Do You Speak Whale?
Seeing one of the largest creatures on earth surface offshore is an incredible experience. But half of the joy of whale watching is sharing it with others. Through the Whale Watching Spoken Here (WWSH) program, the Oregon Parks and Recreation Department (OPRD) places trained volunteers at overlooks along the Oregon coast to assist visitors in spotting gray whales during their two major annual migrations in the winter and spring. You could be one of them, helping people to see whales for the first time.
What do Volunteers do?
Volunteers are asked to participate in the program at least 2 days. Volunteers are responsible for setting up site materials at their approved location. The materials consist of a small container with whale models, a rope that represents the length of a whale and various flyers, stickers and information for our visitors. Most days there will be 3-8 volunteers per site, depending on location.
You should be at your site from 10:00 a.m. until 1:00 p.m. counting whales and talking with visitors.
After 1:00 p.m. you will call or email the Whale Watching Center to report your daily tally.
Oh, and most importantly, have fun!!!
How to Become a Volunteer
If you’d like to join the Whale Watching Spoken Here crew and help educate the public about these gentle giants of the sea, please sign up to attend one of the three one-day training sessions we hold each winter. You’ll learn from researchers and OPRD interpretive rangers how to locate and identify common marine mammals of the Oregon coast. You’ll also receive a whale watching reference manual and a field guide to marine mammals of the North Pacific.

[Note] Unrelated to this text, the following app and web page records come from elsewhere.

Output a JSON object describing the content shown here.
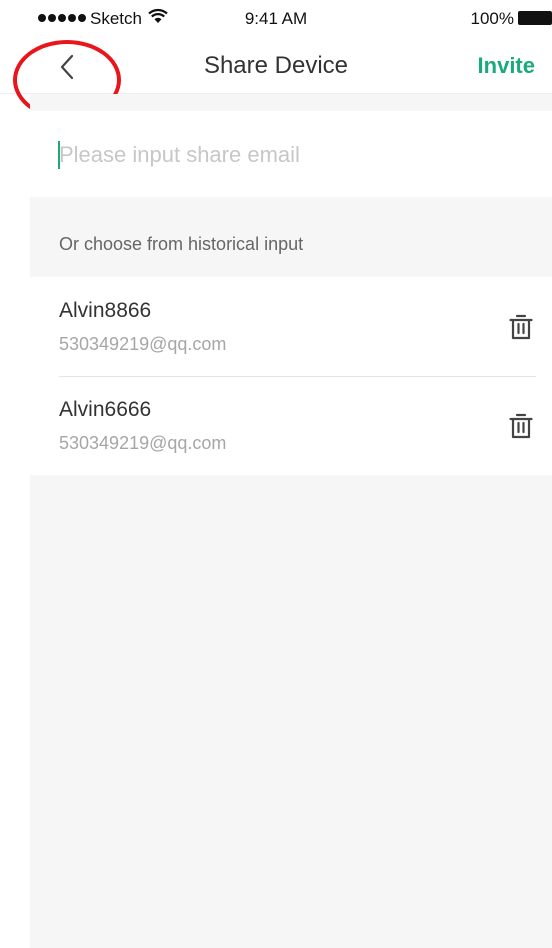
{
  "status_bar": {
    "carrier": "Sketch",
    "time": "9:41 AM",
    "battery_pct": "100%"
  },
  "nav": {
    "title": "Share Device",
    "invite_label": "Invite",
    "back_icon": "chevron-left-icon"
  },
  "email_input": {
    "value": "",
    "placeholder": "Please input share email"
  },
  "history": {
    "header": "Or choose from historical input",
    "items": [
      {
        "name": "Alvin8866",
        "email": "530349219@qq.com"
      },
      {
        "name": "Alvin6666",
        "email": "530349219@qq.com"
      }
    ],
    "delete_icon": "trash-icon"
  },
  "colors": {
    "accent": "#1aaa7e",
    "highlight": "#e8151b",
    "background": "#f6f6f6"
  }
}
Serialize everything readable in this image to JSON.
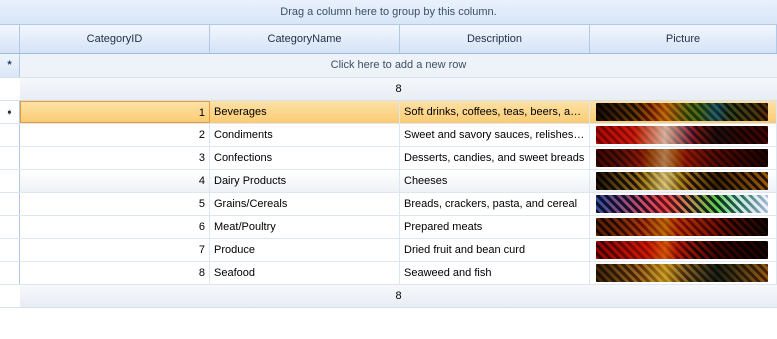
{
  "group_panel": {
    "text": "Drag a column here to group by this column."
  },
  "columns": [
    "CategoryID",
    "CategoryName",
    "Description",
    "Picture"
  ],
  "new_row": {
    "indicator": "*",
    "text": "Click here to add a new row"
  },
  "summary_top": "8",
  "summary_bottom": "8",
  "current_row_indicator": "➧",
  "rows": [
    {
      "id": "1",
      "name": "Beverages",
      "description": "Soft drinks, coffees, teas, beers, and ales"
    },
    {
      "id": "2",
      "name": "Condiments",
      "description": "Sweet and savory sauces, relishes, spreads, and seasonings"
    },
    {
      "id": "3",
      "name": "Confections",
      "description": "Desserts, candies, and sweet breads"
    },
    {
      "id": "4",
      "name": "Dairy Products",
      "description": "Cheeses"
    },
    {
      "id": "5",
      "name": "Grains/Cereals",
      "description": "Breads, crackers, pasta, and cereal"
    },
    {
      "id": "6",
      "name": "Meat/Poultry",
      "description": "Prepared meats"
    },
    {
      "id": "7",
      "name": "Produce",
      "description": "Dried fruit and bean curd"
    },
    {
      "id": "8",
      "name": "Seafood",
      "description": "Seaweed and fish"
    }
  ],
  "picture_colors": [
    [
      "#1d1409",
      "#6b4a1a",
      "#c89a3c",
      "#2e8fa3"
    ],
    [
      "#9b1b12",
      "#3a0b07",
      "#d7d2c8",
      "#1b3d5c"
    ],
    [
      "#5a1a0a",
      "#2a0c05",
      "#c8b7a2",
      "#7a3015"
    ],
    [
      "#1a1407",
      "#8c6a20",
      "#d8cdb0",
      "#3b2a10"
    ],
    [
      "#1f2f55",
      "#cfd6e4",
      "#b02a2a",
      "#3a7a2a"
    ],
    [
      "#6a3a10",
      "#1a0c05",
      "#c9a060",
      "#8a1f10"
    ],
    [
      "#8a1a10",
      "#1a0a05",
      "#d8a040",
      "#3a1a08"
    ],
    [
      "#3a2a10",
      "#8a6a30",
      "#c8b080",
      "#1a2a40"
    ]
  ]
}
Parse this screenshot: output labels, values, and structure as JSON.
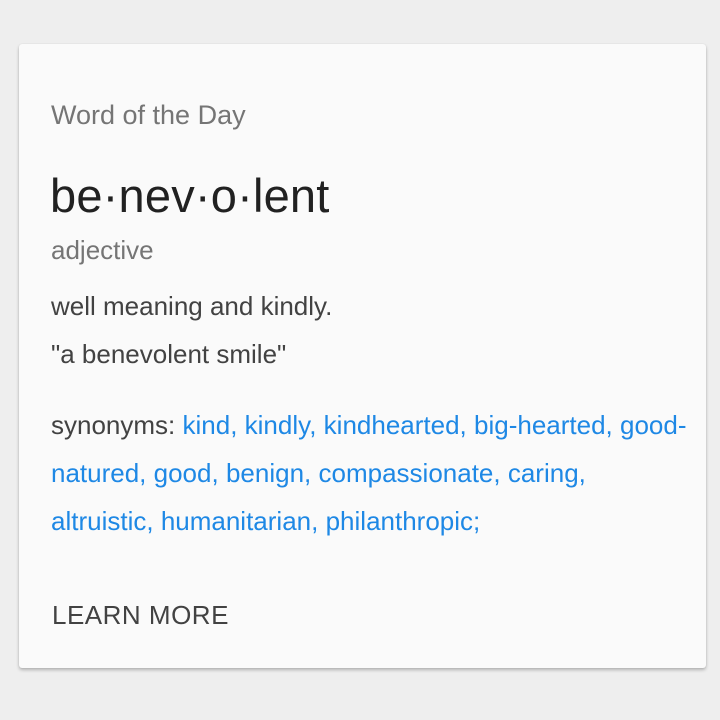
{
  "card": {
    "eyebrow": "Word of the Day",
    "word": "be·nev·o·lent",
    "part_of_speech": "adjective",
    "definition": "well meaning and kindly.",
    "example": "\"a benevolent smile\"",
    "synonyms_label": "synonyms: ",
    "synonyms": [
      "kind",
      "kindly",
      "kindhearted",
      "big-hearted",
      "good-natured",
      "good",
      "benign",
      "compassionate",
      "caring",
      "altruistic",
      "humanitarian",
      "philanthropic"
    ],
    "learn_more_label": "LEARN MORE"
  },
  "colors": {
    "background": "#eeeeee",
    "card": "#fafafa",
    "link": "#1e88e5",
    "primary_text": "#212121",
    "secondary_text": "#757575"
  }
}
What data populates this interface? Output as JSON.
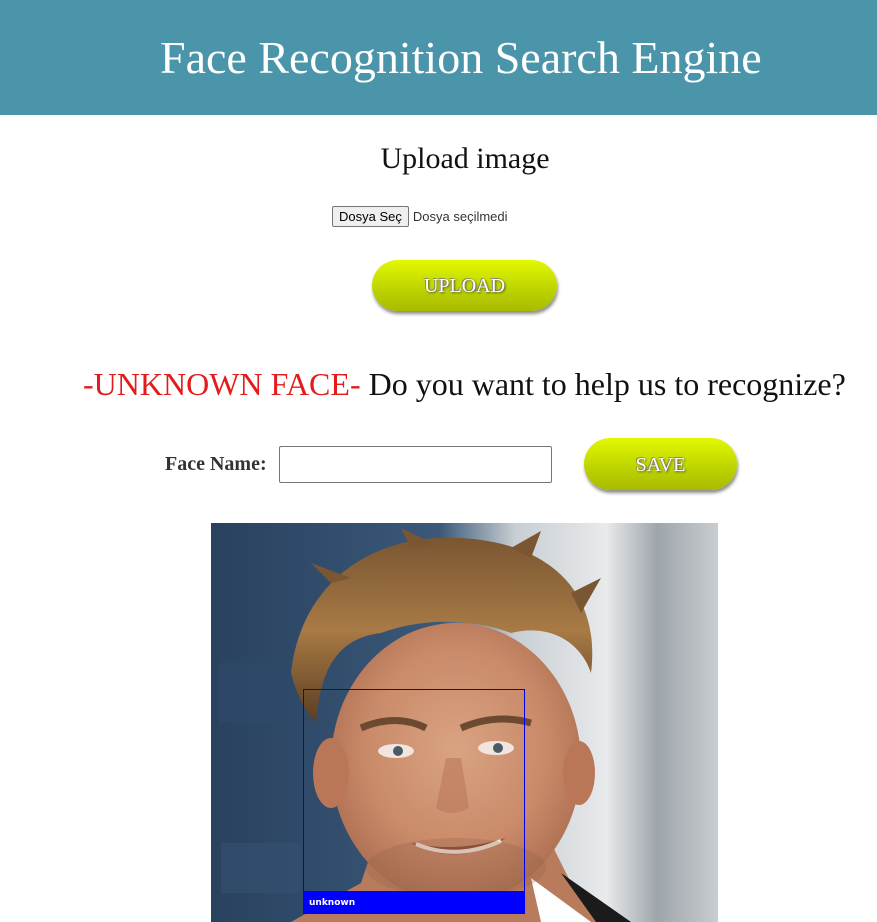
{
  "header": {
    "title": "Face Recognition Search Engine",
    "background_color": "#4a95aa"
  },
  "upload": {
    "heading": "Upload image",
    "choose_file_label": "Dosya Seç",
    "file_status": "Dosya seçilmedi",
    "upload_button_label": "UPLOAD"
  },
  "result": {
    "unknown_label": "-UNKNOWN FACE-",
    "prompt": " Do you want to help us to recognize?",
    "unknown_color": "#e41b1b"
  },
  "save_form": {
    "face_name_label": "Face Name:",
    "face_name_value": "",
    "save_button_label": "SAVE"
  },
  "photo": {
    "face_label": "unknown",
    "box_color": "#0000ff"
  },
  "colors": {
    "button_gradient_top": "#e3f800",
    "button_gradient_bottom": "#a8bb00"
  }
}
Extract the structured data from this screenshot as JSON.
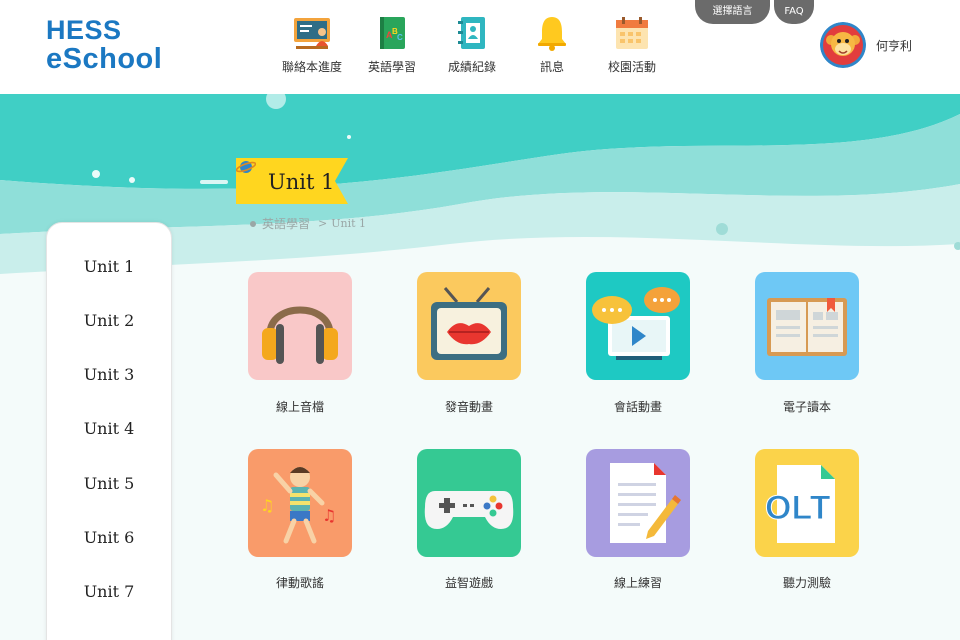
{
  "header": {
    "logo_line1": "HESS",
    "logo_line2": "eSchool",
    "nav": [
      {
        "label": "聯絡本進度",
        "icon": "blackboard-icon"
      },
      {
        "label": "英語學習",
        "icon": "abc-book-icon"
      },
      {
        "label": "成績紀錄",
        "icon": "address-book-icon"
      },
      {
        "label": "訊息",
        "icon": "bell-icon"
      },
      {
        "label": "校園活動",
        "icon": "calendar-icon"
      }
    ],
    "language_button": "選擇語言",
    "faq_button": "FAQ",
    "username": "何亨利"
  },
  "page": {
    "title": "Unit 1",
    "breadcrumb_parent": "英語學習",
    "breadcrumb_separator": ">",
    "breadcrumb_current": "Unit 1"
  },
  "sidebar": {
    "items": [
      "Unit 1",
      "Unit 2",
      "Unit 3",
      "Unit 4",
      "Unit 5",
      "Unit 6",
      "Unit 7"
    ]
  },
  "tiles": [
    {
      "label": "線上音檔",
      "icon": "headphones-icon",
      "color": "#f9c8c8"
    },
    {
      "label": "發音動畫",
      "icon": "tv-lips-icon",
      "color": "#fbc95e"
    },
    {
      "label": "會話動畫",
      "icon": "chat-video-icon",
      "color": "#1ec9c3"
    },
    {
      "label": "電子讀本",
      "icon": "open-book-icon",
      "color": "#6ec8f5"
    },
    {
      "label": "律動歌謠",
      "icon": "dancing-kid-icon",
      "color": "#f99b6a"
    },
    {
      "label": "益智遊戲",
      "icon": "gamepad-icon",
      "color": "#35c993"
    },
    {
      "label": "線上練習",
      "icon": "worksheet-pencil-icon",
      "color": "#a79ce0"
    },
    {
      "label": "聽力測驗",
      "icon": "olt-document-icon",
      "color": "#fbd34a"
    }
  ],
  "colors": {
    "brand": "#1b78c2",
    "hero_teal": "#40cfc5",
    "ribbon_yellow": "#ffd61f"
  }
}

We usually fill all of our available registration spaces, so it’s a good idea to register early! Once you’ve gone through a training, you can sign up to volunteer at any point in the future. We encourage seasoned volunteers to participate in a training every three or four years as a refresher, but it is not required.